- _What is being asked_
Once the pictures are set aside, reproduce the remaining data exactly.

Dataset entries:
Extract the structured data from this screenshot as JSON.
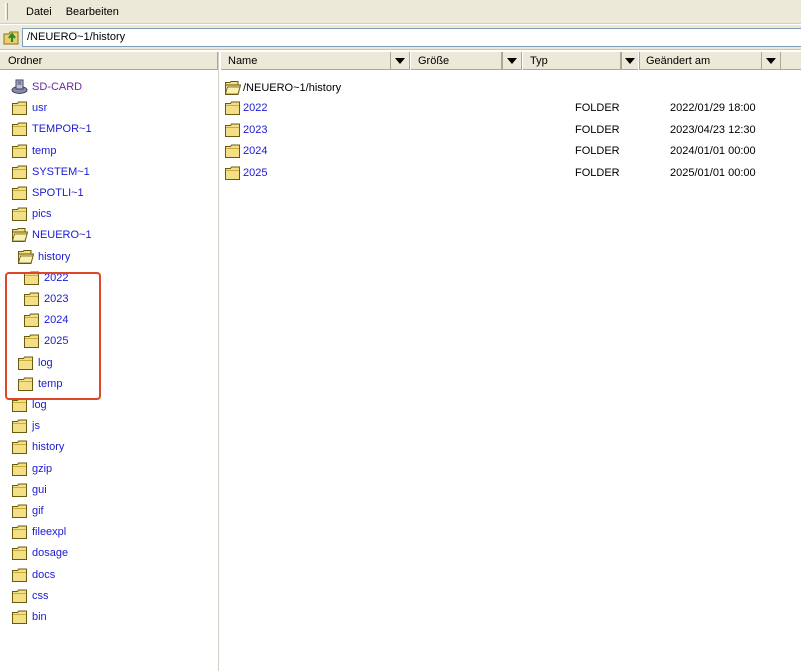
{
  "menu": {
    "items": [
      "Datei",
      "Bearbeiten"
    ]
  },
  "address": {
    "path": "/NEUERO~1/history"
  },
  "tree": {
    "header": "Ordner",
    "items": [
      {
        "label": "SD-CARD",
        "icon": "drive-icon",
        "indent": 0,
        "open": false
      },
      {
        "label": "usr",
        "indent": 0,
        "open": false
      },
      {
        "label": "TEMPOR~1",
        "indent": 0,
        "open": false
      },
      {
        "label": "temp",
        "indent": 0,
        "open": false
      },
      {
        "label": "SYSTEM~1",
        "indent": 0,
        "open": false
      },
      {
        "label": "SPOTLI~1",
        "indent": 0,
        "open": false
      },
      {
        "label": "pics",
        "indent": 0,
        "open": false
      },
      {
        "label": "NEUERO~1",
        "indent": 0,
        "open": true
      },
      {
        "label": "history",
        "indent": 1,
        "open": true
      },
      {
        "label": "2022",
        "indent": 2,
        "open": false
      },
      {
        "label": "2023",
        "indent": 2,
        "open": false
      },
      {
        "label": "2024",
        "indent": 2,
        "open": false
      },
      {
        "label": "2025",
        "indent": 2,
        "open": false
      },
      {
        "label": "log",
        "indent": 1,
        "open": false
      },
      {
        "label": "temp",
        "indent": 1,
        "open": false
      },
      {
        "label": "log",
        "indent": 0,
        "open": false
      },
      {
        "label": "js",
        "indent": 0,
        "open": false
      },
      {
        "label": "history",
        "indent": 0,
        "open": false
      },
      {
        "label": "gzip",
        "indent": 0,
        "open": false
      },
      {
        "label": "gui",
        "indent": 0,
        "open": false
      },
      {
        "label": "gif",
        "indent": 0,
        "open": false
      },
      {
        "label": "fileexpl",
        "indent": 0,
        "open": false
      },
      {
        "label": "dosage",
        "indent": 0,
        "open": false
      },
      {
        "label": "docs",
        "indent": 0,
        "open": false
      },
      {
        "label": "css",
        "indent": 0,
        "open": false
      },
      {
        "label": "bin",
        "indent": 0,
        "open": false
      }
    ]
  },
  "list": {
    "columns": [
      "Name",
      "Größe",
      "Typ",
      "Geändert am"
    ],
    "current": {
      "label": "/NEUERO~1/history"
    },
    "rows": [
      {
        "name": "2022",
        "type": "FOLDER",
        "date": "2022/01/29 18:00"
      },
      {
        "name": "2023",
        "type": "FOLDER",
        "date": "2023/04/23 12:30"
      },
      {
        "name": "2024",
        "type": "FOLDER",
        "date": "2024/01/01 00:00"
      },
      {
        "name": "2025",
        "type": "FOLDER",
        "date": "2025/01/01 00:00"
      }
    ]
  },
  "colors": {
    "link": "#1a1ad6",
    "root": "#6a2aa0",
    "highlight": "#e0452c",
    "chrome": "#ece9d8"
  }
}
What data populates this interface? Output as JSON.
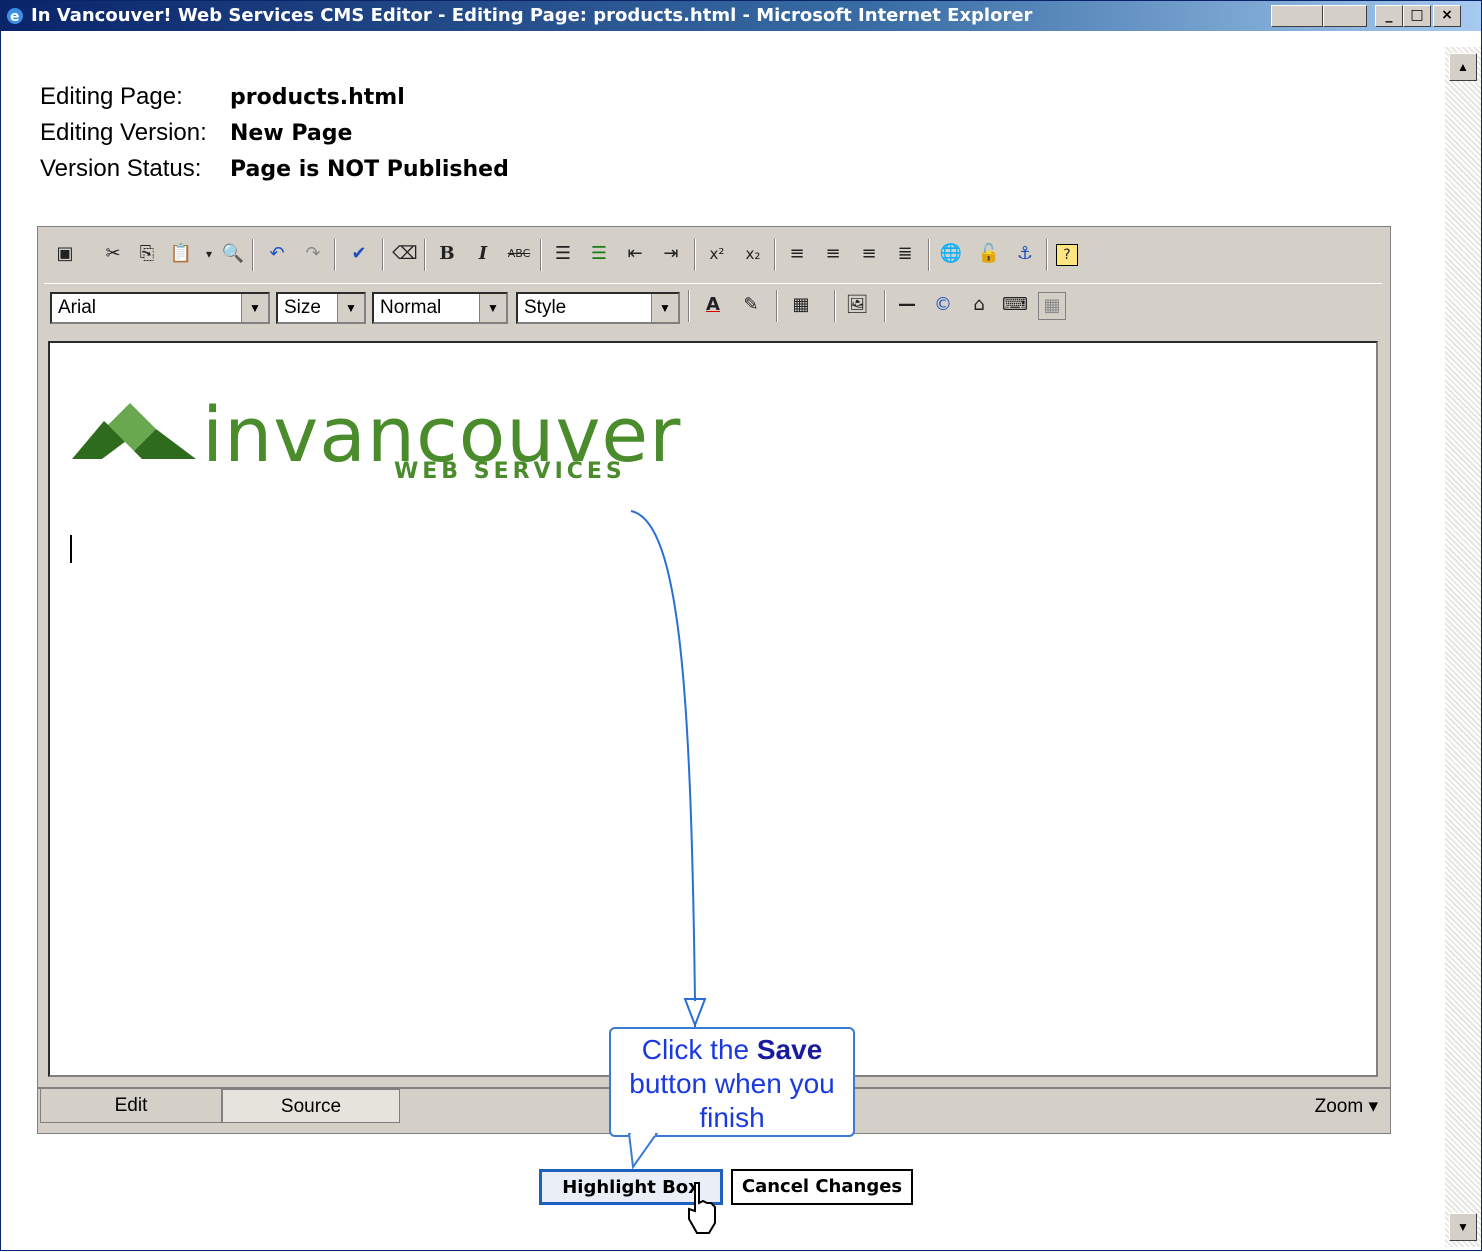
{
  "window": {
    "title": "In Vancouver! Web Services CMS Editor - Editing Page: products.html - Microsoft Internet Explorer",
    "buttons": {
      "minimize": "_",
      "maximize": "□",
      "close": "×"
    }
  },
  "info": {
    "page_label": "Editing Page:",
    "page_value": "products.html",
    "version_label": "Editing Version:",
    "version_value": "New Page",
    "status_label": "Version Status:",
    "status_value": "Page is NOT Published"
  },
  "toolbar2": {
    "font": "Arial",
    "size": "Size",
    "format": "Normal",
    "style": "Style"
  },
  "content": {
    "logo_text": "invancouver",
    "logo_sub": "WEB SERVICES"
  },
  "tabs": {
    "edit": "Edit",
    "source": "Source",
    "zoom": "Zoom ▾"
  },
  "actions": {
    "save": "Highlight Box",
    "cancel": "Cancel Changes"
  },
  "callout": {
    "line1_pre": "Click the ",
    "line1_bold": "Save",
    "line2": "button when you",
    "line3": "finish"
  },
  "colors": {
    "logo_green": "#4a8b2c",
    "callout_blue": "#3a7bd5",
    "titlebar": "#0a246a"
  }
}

- _Response to the task_
Extract the structured data from this screenshot as JSON.
{
  "menu": {
    "items": [
      "Datei",
      "Bearbeiten"
    ]
  },
  "address": {
    "path": "/NEUERO~1/history"
  },
  "tree": {
    "header": "Ordner",
    "items": [
      {
        "label": "SD-CARD",
        "icon": "drive-icon",
        "indent": 0,
        "open": false
      },
      {
        "label": "usr",
        "indent": 0,
        "open": false
      },
      {
        "label": "TEMPOR~1",
        "indent": 0,
        "open": false
      },
      {
        "label": "temp",
        "indent": 0,
        "open": false
      },
      {
        "label": "SYSTEM~1",
        "indent": 0,
        "open": false
      },
      {
        "label": "SPOTLI~1",
        "indent": 0,
        "open": false
      },
      {
        "label": "pics",
        "indent": 0,
        "open": false
      },
      {
        "label": "NEUERO~1",
        "indent": 0,
        "open": true
      },
      {
        "label": "history",
        "indent": 1,
        "open": true
      },
      {
        "label": "2022",
        "indent": 2,
        "open": false
      },
      {
        "label": "2023",
        "indent": 2,
        "open": false
      },
      {
        "label": "2024",
        "indent": 2,
        "open": false
      },
      {
        "label": "2025",
        "indent": 2,
        "open": false
      },
      {
        "label": "log",
        "indent": 1,
        "open": false
      },
      {
        "label": "temp",
        "indent": 1,
        "open": false
      },
      {
        "label": "log",
        "indent": 0,
        "open": false
      },
      {
        "label": "js",
        "indent": 0,
        "open": false
      },
      {
        "label": "history",
        "indent": 0,
        "open": false
      },
      {
        "label": "gzip",
        "indent": 0,
        "open": false
      },
      {
        "label": "gui",
        "indent": 0,
        "open": false
      },
      {
        "label": "gif",
        "indent": 0,
        "open": false
      },
      {
        "label": "fileexpl",
        "indent": 0,
        "open": false
      },
      {
        "label": "dosage",
        "indent": 0,
        "open": false
      },
      {
        "label": "docs",
        "indent": 0,
        "open": false
      },
      {
        "label": "css",
        "indent": 0,
        "open": false
      },
      {
        "label": "bin",
        "indent": 0,
        "open": false
      }
    ]
  },
  "list": {
    "columns": [
      "Name",
      "Größe",
      "Typ",
      "Geändert am"
    ],
    "current": {
      "label": "/NEUERO~1/history"
    },
    "rows": [
      {
        "name": "2022",
        "type": "FOLDER",
        "date": "2022/01/29 18:00"
      },
      {
        "name": "2023",
        "type": "FOLDER",
        "date": "2023/04/23 12:30"
      },
      {
        "name": "2024",
        "type": "FOLDER",
        "date": "2024/01/01 00:00"
      },
      {
        "name": "2025",
        "type": "FOLDER",
        "date": "2025/01/01 00:00"
      }
    ]
  },
  "colors": {
    "link": "#1a1ad6",
    "root": "#6a2aa0",
    "highlight": "#e0452c",
    "chrome": "#ece9d8"
  }
}
What data populates this interface? Output as JSON.
{
  "window": {
    "title": "In Vancouver! Web Services CMS Editor - Editing Page: products.html - Microsoft Internet Explorer",
    "buttons": {
      "minimize": "_",
      "maximize": "□",
      "close": "×"
    }
  },
  "info": {
    "page_label": "Editing Page:",
    "page_value": "products.html",
    "version_label": "Editing Version:",
    "version_value": "New Page",
    "status_label": "Version Status:",
    "status_value": "Page is NOT Published"
  },
  "toolbar2": {
    "font": "Arial",
    "size": "Size",
    "format": "Normal",
    "style": "Style"
  },
  "content": {
    "logo_text": "invancouver",
    "logo_sub": "WEB SERVICES"
  },
  "tabs": {
    "edit": "Edit",
    "source": "Source",
    "zoom": "Zoom ▾"
  },
  "actions": {
    "save": "Highlight Box",
    "cancel": "Cancel Changes"
  },
  "callout": {
    "line1_pre": "Click the ",
    "line1_bold": "Save",
    "line2": "button when you",
    "line3": "finish"
  },
  "colors": {
    "logo_green": "#4a8b2c",
    "callout_blue": "#3a7bd5",
    "titlebar": "#0a246a"
  }
}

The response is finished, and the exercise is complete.